▸ Goal of the exercise:
Search the entries for lines that contain the word "الخرسانة", and report each one found.

(Excerpts from an interface dataset)
# # # #

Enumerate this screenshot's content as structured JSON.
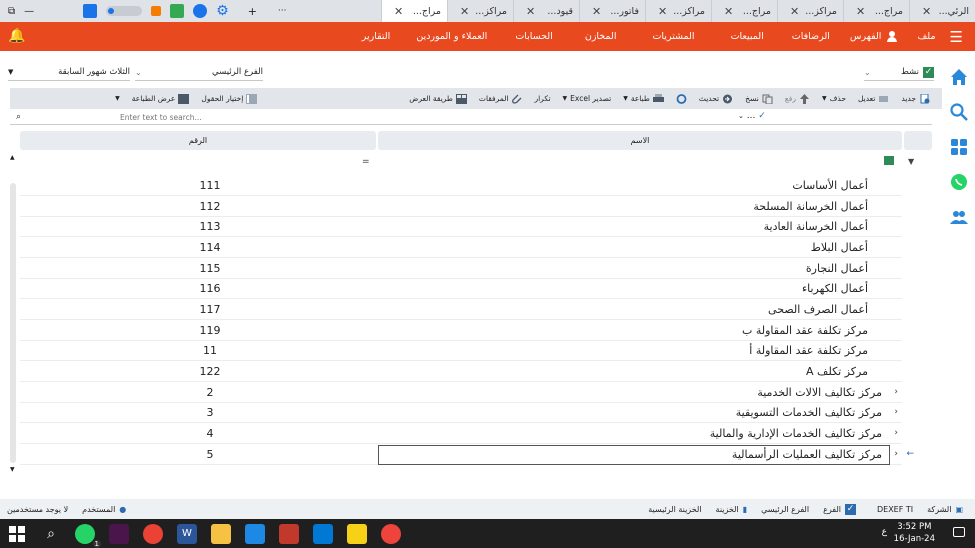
{
  "browser": {
    "tabs": [
      {
        "title": "الرئي...",
        "active": false
      },
      {
        "title": "مراج...",
        "active": false
      },
      {
        "title": "مراكز...",
        "active": false
      },
      {
        "title": "مراج...",
        "active": false
      },
      {
        "title": "مراكز...",
        "active": false
      },
      {
        "title": "فاتور...",
        "active": false
      },
      {
        "title": "قيود...",
        "active": false
      },
      {
        "title": "مراكز...",
        "active": false
      },
      {
        "title": "مراج...",
        "active": true
      }
    ],
    "new_tab": "+",
    "more": "···"
  },
  "menubar": {
    "file": "ملف",
    "index": "الفهرس",
    "sports": "الرضافات",
    "sales": "المبيعات",
    "purchases": "المشتريات",
    "stores": "المخازن",
    "accounts": "الحسابات",
    "clients_suppliers": "العملاء و الموردين",
    "reports": "التقارير"
  },
  "filters": {
    "active_label": "نشط",
    "branch_value": "الفرع الرئيسي",
    "period_value": "الثلاث شهور السابقة"
  },
  "toolbar": {
    "new": "جديد",
    "edit": "تعديل",
    "delete": "حذف",
    "up": "رفع",
    "copy": "نسخ",
    "refresh": "تحديث",
    "print": "طباعة",
    "export": "تصدير Excel",
    "repeat": "تكرار",
    "attachments": "المرفقات",
    "display_mode": "طريقة العرض",
    "choose_fields": "إختيار الحقول",
    "print_preview": "عرض الطباعة"
  },
  "search": {
    "placeholder": "Enter text to search...",
    "filter_value": "..."
  },
  "grid": {
    "col_name": "الاسم",
    "col_code": "الرقم",
    "rows": [
      {
        "name": "أعمال الأساسات",
        "code": "111",
        "expandable": false
      },
      {
        "name": "أعمال الخرسانة المسلحة",
        "code": "112",
        "expandable": false
      },
      {
        "name": "أعمال الخرسانة العادية",
        "code": "113",
        "expandable": false
      },
      {
        "name": "أعمال البلاط",
        "code": "114",
        "expandable": false
      },
      {
        "name": "أعمال النجارة",
        "code": "115",
        "expandable": false
      },
      {
        "name": "أعمال الكهرباء",
        "code": "116",
        "expandable": false
      },
      {
        "name": "أعمال الصرف الصحى",
        "code": "117",
        "expandable": false
      },
      {
        "name": "مركز تكلفة عقد المقاولة ب",
        "code": "119",
        "expandable": false
      },
      {
        "name": "مركز تكلفة عقد المقاولة أ",
        "code": "11",
        "expandable": false
      },
      {
        "name": "مركز تكلف A",
        "code": "122",
        "expandable": false
      },
      {
        "name": "مركز تكاليف الالات الخدمية",
        "code": "2",
        "expandable": true
      },
      {
        "name": "مركز تكاليف الخدمات التسويقية",
        "code": "3",
        "expandable": true
      },
      {
        "name": "مركز تكاليف الخدمات الإدارية والمالية",
        "code": "4",
        "expandable": true
      },
      {
        "name": "مركز تكاليف العمليات الرأسمالية",
        "code": "5",
        "expandable": true,
        "selected": true
      }
    ]
  },
  "status": {
    "company": "الشركة",
    "company_value": "DEXEF TI",
    "branch": "الفرع",
    "branch_value": "الفرع الرئيسي",
    "treasury": "الخزينة",
    "treasury_value": "الخزينة الرئيسية",
    "user": "المستخدم",
    "user_value": "لا يوجد مستخدمين"
  },
  "taskbar": {
    "time": "3:52 PM",
    "date": "16-Jan-24",
    "lang": "ع",
    "whatsapp_badge": "1"
  },
  "colors": {
    "brand": "#e8491f",
    "nav_icon": "#2b88d8",
    "whatsapp": "#25d366"
  }
}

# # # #

▸ Problem solution:
        "name": "أعمال الخرسانة المسلحة",
        "name": "أعمال الخرسانة العادية",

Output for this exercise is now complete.